We’d also like to thank Google (Cheryl, Minty, Shunjie, Jan, Siva, Jing and Davidson) for their stellar sponsorship of this programme.  They have devoted time, manpower and money (for printing of your posters AND the auxiliary Grow Beyond with Google programme AND food AND prizes) to help propel Orbital up several notches!

Posted on August 12, 2013 by orbital

Splashdown As part of Splashdown (just around the corner, next Monday 6-9pm), you’ll all will be reviewing and seeing your peers’ projects in person at the event.  To facilitate this final part, you’ll need to create a A1-sized poster for the event, detailing the highlights about your Orbital experience that you like to share with your buddies and industrial guests.

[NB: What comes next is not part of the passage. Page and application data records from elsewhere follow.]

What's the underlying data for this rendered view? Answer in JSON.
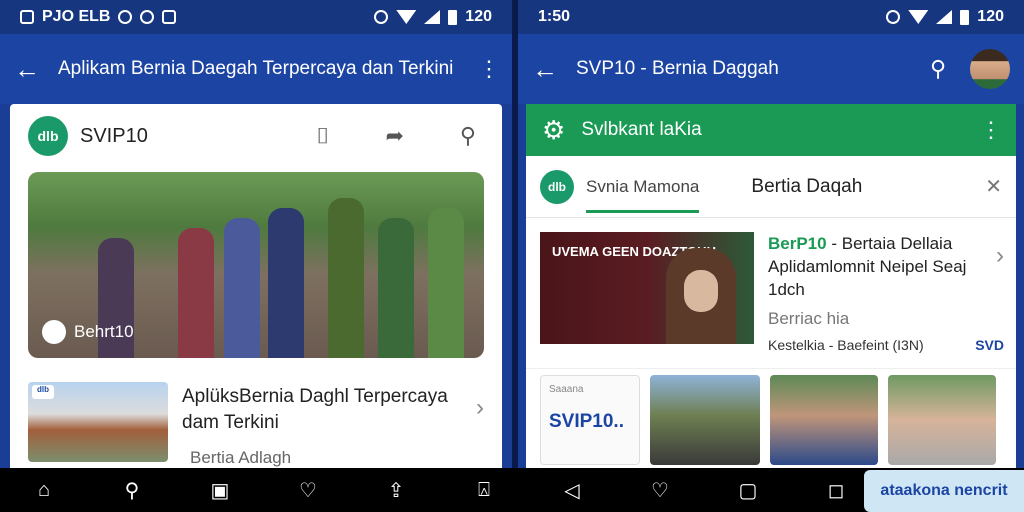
{
  "left": {
    "status": {
      "left_text": "PJO ELB",
      "right_text": "120"
    },
    "appbar": {
      "title": "Aplikam Bernia Daegah Terpercaya dan Terkini"
    },
    "card": {
      "brand": "SVIP10",
      "logo_text": "dlb",
      "hero_label": "Behrt10",
      "item_title": "AplüksBernia Daghl Terpercaya dam Terkini",
      "item_subtitle": "Bertia Adlagh"
    }
  },
  "right": {
    "status": {
      "time": "1:50",
      "right_text": "120"
    },
    "appbar": {
      "title": "SVP10 - Bernia Daggah"
    },
    "green_bar": {
      "title": "Svlbkant laKia"
    },
    "tabs": {
      "logo_text": "dlb",
      "tab1": "Svnia Mamona",
      "tab2": "Bertia Daqah"
    },
    "feature": {
      "image_text": "UVEMA GEEN DOAZTOHH",
      "title_hl": "BerP10",
      "title_rest": "- Bertaia Dellaia Aplidamlomnit Neipel Seaj 1dch",
      "subtitle": "Berriac hia",
      "meta": "Kestelkia - Baefeint (I3N)",
      "tag": "SVD"
    },
    "thumbs": {
      "tile1_small": "Saaana",
      "tile1_big": "SVIP10.."
    }
  },
  "navbar": {
    "pill_text": "ataakona nencrit"
  }
}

The details for the poster session are on the Splashdown page, but you can also ask questions on Askbot about it.  We’ll add your concerns to the Splashdown page , along with the answers.

Posted on August 5, 2013 by orbital

Photo Credits: US NASA

It has been a bug-blasting, hacking-all-around, action-packed summer thriller for all of you in Orbital!  Mission Control reports the all-clear for your reentry back to NUS, Singapore!  We’ll have a final, three-hour evening session, where all of you are required to participate (this *is* the very last milestone), in the form of a final Splashdown showcase!

Splashdown is structured as two poster sessions with following oral sessions after each poster session to serve as a transition period; see schedule below.  Orbital teams will be assigned to one of two sessions to present their work.  During each of the two poster sessions, each team will be presenting their work via a A1 sized poster that you will have to prepare and print (but we will pre-pay for you at SoC Technical Services).

17:30-18:00 Registration
18:00-18:40 Poster Session 1
18:40-19:20 Invited Talks Session 1
19:20-20:00 Poster Session 2
20:00-20:20 Invited Talks Session 2
20:20-21:00 Awards Ceremony

Splashdown will also feature peer voting for best projects.  During the poster sessions, take note of which other teams you think did the best projects and vote for their project electronically using your smart phone or tablet. We’ll tally your votes and announce the winner at the end of Splashdown at the awards ceremony.  Google has kindly sponsored some prizes for the very best projects, as voted by all of you and observers (SoC, project mentors and industry invitees).

Details for Splashdown (such as the final schedule and team allocations) are still ongoing, but you can check on the latest details on the Splashdown page on the Orbital site.

For those who cannot attend due to conflicts, you must let the instruction staff know ahead of time via emailBoth team members must attend the event.  Post-event application for leniency will not be permitted.